The small collection of objects and materials utilized in GIVE|LEAVE seemed to relate directly to the artist’s person. Clothing, which could easily be dismissed as incidental, took on particular significance here. Sandrine’s use of materials continues to be carefully controlled towards understatement, producing a sense of tightly edited neutrality that is most readily evident in the neutral colors of her chosen objects and props. Some only became perceptible as they entered into dialogue with the performer’s actions: a spool of red-brown thread and a small pair of scissors only appeared for the viewer when Sandrine stopped her pacing to make her way to the corner of the gallery, where they sat on a low sill of the long front windows, waiting to be utilized to move the performance into its next stage.
Early in the performance, brown leather belts were periodically shed from the artist’s body, drawn slowly out of the long, loose sleeves of her sweater as she walked around the gallery; gently lowered, then dragged, then dropped to the floor, scattered in concert with the stopping and starting of Sandrine’s voice and pacing. These cast-offs trace her movement through the space, marking a kind of unwinding of the performance over time. There is an almost scatological quality to them now that the performance is over, as all objects in Accumulation remain in the gallery after the performance ends. In their incidental placement throughout the space they leave a sort of forensic mystery to those viewing the exhibition after the performance.

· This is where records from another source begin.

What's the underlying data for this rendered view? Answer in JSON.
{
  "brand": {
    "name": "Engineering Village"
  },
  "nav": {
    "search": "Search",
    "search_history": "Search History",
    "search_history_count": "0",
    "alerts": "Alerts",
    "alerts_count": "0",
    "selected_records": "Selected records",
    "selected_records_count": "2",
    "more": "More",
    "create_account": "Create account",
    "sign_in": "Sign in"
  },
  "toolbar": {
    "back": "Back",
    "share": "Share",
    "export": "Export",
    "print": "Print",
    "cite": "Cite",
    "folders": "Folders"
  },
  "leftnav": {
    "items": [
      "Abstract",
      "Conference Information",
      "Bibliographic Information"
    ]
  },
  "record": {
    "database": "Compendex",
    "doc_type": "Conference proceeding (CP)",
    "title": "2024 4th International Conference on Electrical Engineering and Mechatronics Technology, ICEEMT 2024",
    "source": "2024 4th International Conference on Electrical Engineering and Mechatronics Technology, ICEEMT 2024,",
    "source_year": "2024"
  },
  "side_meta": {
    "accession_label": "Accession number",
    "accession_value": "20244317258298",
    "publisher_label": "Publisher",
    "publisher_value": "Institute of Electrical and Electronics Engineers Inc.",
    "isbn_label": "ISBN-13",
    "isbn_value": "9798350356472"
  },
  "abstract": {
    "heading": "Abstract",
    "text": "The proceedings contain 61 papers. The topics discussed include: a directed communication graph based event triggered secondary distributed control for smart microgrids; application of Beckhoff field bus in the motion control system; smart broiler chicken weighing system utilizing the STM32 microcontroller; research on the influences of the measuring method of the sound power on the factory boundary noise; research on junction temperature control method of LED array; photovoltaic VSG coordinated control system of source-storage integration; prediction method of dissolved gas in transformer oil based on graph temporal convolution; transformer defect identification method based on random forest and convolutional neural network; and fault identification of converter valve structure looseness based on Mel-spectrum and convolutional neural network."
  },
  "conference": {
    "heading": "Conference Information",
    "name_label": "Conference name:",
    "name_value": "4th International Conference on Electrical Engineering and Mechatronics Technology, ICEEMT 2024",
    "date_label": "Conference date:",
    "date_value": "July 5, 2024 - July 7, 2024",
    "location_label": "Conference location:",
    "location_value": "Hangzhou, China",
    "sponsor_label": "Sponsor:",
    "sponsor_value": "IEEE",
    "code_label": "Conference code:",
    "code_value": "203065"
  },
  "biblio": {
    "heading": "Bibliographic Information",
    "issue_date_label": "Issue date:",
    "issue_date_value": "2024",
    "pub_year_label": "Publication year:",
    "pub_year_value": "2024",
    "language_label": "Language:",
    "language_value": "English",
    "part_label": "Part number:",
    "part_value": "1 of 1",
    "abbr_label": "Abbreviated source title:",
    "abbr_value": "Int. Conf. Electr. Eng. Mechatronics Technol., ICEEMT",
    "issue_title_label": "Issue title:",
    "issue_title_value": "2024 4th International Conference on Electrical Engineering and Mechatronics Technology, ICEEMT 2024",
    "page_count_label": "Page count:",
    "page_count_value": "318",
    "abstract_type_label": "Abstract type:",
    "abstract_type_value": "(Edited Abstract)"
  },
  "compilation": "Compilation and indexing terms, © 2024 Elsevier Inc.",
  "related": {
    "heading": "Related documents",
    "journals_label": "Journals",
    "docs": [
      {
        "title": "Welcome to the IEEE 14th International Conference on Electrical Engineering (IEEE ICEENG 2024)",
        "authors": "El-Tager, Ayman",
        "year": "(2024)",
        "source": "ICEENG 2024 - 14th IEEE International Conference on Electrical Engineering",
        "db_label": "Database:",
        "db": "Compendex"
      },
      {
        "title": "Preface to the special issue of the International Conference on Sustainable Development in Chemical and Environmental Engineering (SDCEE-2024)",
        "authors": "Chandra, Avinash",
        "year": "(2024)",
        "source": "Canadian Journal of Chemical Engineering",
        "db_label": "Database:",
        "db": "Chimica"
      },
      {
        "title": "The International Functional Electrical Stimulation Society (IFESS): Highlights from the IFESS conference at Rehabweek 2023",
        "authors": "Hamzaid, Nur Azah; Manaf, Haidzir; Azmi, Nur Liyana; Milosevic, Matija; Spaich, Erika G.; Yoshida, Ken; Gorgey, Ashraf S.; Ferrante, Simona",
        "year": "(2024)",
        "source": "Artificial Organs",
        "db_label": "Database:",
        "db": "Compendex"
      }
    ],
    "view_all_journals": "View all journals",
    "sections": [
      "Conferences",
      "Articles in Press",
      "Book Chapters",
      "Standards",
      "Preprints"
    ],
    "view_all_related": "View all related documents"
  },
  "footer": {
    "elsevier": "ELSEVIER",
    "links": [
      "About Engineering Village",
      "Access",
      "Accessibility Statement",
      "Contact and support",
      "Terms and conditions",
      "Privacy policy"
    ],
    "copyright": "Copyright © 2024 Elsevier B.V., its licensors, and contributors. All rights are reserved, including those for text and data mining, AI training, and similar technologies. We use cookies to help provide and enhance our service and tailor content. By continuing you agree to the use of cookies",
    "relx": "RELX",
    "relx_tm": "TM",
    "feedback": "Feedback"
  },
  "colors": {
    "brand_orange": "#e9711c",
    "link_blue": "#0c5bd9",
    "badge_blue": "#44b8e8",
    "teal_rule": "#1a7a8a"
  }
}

Of all her materials, perhaps the most loaded with meaning was work’s titular element, revealed at the end of the performance when Sandrine slipped off her shoes (eight hours walking, without socks, her feet were just slightly red and raw: a bit of minor suffering which felt attuned to the subtleties of material and action) and hammered them to the wall, revealing on the inside soles the words “GIVE” and “LEAVE” in the left and right, respectively. This felt at once like an instruction to the performers who will come after, and also a sort of holistic charm on the space – walking in wide circles around the gallery, charging it with these simple commands, Sandrine developed a sensitive yet surprisingly full preface to the series.
Which leads me to what I found most interesting in the work: how GIVE | LEAVE functioned as a sort of meta-commentary on or invitation into the Accumulation project as a whole. The ways in which certain actions were adjusted in each hour alluded to a collaborative authorship with the other artists – perhaps through suggested adjustments to the initial hour’s routine by each artist – as certain shifts in action felt like responses to the structure set in motion in the first hour. From my perspective, the performance became a sort of conversation between Sandrine and the other artists of Accumulation about her role in things and about the project ethos as a whole.
Documentation seems already to be an important theme in Accumulation, and GIVE | LEAVE functions as a comment on that. The materials left in the space present themselves not just as evidence or refuse, but as an invitation to the coming performers, much in the same vein as Sandrine’s original invitation as curator.